This working paper provides a business history perspective on debates about the Great Divergence, the rise of the income gap between the West and the Rest, and the more recent Great Convergence, which has seen a narrowing of that gap. The literature on the timing and causes of the Great Divergence has focused on macro analysis. This working paper identifies the potential for more engagement at the micro level of business enterprises. While recognizing that the context of institutions, education, and culture plays a role in explanations of wealth and poverty, the paper calls for a closer engagement with the processes of how these factors translated into generating productive firms and entrepreneurs. The challenges of catching up were sufficiently great in the Rest that initially ethnic and religious minorities held significant advantages in raising capital and trust levels, which enabled them to flourish as entrepreneurs. Yet by the interwar years, there is evidence of a more general emergence of modern business enterprise in Asia, Latin America, and Africa. Many governmental policies after 1945 designed to facilitate catch-up ended up crippling such emergent business enterprises without putting effective alternatives in place. The second wave of globalization from the 1980s provided more opportunities for catch-up from the Rest. Firms from emerging markets had the opportunity to access the global networks that replaced large integrated firms. There were also new ways to access knowledge and capital, including through management consultancies and hiring graduates from business schools.

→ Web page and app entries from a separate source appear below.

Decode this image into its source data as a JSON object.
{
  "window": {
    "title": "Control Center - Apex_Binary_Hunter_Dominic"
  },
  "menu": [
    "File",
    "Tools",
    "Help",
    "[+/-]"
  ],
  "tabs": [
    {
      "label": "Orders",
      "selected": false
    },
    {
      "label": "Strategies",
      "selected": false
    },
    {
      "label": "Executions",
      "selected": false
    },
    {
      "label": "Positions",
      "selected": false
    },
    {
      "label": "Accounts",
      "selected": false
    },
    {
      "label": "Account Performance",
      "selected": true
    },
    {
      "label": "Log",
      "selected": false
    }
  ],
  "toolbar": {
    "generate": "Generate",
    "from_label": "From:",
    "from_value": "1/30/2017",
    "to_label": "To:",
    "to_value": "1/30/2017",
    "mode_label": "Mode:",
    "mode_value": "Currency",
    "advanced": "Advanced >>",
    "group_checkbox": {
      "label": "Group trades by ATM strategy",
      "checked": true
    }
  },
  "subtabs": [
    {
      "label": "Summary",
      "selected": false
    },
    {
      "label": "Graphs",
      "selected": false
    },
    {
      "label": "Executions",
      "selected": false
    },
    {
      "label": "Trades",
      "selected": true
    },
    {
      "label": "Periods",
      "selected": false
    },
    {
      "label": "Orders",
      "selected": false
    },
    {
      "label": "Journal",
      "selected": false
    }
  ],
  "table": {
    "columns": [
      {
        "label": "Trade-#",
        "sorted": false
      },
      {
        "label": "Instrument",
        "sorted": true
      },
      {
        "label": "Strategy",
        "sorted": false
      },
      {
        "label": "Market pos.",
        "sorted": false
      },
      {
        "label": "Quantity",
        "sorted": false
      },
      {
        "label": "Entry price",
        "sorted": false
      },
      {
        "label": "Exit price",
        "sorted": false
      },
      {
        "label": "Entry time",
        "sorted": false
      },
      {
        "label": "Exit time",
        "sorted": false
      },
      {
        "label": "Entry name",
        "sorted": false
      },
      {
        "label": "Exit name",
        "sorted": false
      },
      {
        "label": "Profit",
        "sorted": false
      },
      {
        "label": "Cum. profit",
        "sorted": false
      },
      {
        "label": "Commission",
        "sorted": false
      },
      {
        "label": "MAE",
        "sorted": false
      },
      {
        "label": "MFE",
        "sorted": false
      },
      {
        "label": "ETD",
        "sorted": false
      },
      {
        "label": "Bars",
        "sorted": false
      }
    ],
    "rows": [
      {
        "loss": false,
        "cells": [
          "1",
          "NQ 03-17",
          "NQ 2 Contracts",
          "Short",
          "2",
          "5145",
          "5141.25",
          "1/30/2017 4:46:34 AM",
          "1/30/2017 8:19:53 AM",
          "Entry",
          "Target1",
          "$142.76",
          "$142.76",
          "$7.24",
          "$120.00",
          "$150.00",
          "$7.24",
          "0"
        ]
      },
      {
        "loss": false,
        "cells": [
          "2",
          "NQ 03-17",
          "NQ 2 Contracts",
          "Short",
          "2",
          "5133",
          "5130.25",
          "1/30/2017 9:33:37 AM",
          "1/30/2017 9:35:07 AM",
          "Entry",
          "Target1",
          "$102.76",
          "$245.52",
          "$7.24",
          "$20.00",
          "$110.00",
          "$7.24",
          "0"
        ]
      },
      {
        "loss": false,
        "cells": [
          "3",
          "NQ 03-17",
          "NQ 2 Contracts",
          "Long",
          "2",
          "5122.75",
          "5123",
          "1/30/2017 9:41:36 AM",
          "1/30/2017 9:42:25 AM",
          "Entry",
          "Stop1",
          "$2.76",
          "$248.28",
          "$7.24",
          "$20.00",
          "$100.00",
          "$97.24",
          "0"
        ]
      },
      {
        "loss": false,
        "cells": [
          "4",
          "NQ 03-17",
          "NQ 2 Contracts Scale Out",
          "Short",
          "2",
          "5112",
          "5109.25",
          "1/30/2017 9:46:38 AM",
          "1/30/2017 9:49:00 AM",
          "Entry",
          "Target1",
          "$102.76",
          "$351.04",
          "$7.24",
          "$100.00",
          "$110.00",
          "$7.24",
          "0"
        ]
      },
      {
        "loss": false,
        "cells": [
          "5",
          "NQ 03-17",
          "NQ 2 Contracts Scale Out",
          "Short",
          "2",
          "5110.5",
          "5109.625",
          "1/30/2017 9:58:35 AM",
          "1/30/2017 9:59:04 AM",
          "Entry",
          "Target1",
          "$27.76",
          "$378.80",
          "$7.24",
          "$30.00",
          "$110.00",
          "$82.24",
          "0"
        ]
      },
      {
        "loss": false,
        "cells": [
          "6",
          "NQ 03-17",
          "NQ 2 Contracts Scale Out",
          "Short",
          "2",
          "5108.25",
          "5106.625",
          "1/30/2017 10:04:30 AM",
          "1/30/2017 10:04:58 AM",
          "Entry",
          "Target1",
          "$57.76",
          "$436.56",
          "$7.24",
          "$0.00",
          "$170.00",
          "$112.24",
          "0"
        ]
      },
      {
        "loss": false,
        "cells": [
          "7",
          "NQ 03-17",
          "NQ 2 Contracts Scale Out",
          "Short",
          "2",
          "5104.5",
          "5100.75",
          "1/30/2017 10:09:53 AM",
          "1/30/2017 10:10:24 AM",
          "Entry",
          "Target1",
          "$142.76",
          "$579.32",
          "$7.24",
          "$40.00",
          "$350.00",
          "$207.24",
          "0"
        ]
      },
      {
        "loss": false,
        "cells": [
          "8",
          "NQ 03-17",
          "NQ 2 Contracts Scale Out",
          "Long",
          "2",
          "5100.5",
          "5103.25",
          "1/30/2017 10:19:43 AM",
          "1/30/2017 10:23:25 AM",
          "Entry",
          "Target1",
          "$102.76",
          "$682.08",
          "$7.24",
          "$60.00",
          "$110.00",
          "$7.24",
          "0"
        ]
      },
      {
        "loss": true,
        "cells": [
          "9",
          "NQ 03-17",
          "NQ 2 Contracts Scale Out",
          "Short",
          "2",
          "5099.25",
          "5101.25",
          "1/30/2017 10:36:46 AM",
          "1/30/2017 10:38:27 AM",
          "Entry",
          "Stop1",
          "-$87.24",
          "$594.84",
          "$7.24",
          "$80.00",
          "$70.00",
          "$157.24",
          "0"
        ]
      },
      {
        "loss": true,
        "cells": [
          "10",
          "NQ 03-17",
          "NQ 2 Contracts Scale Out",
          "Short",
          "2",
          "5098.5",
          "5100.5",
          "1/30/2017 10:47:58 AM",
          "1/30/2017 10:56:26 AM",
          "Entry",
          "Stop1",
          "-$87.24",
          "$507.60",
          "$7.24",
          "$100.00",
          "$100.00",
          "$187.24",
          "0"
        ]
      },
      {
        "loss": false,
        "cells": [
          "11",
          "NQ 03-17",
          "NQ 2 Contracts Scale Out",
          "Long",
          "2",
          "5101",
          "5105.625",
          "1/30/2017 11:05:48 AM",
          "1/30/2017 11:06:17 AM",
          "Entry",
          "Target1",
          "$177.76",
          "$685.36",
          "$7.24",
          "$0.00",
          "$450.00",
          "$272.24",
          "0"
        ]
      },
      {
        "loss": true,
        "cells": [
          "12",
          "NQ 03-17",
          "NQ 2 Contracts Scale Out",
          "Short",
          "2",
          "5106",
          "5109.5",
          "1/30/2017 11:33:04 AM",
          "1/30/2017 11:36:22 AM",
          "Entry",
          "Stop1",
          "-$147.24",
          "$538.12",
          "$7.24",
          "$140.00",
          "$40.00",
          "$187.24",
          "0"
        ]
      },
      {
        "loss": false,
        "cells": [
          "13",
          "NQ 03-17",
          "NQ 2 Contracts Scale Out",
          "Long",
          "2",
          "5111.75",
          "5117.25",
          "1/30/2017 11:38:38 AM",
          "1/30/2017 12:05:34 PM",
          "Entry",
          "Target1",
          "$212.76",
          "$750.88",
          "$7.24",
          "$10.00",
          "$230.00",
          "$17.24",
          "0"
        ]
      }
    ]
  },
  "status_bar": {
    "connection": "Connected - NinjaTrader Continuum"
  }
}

The upshot was the rise to global prominence of firms based in the Rest, including Foxcomm, Huawei, HNA, Cemex, and TCS.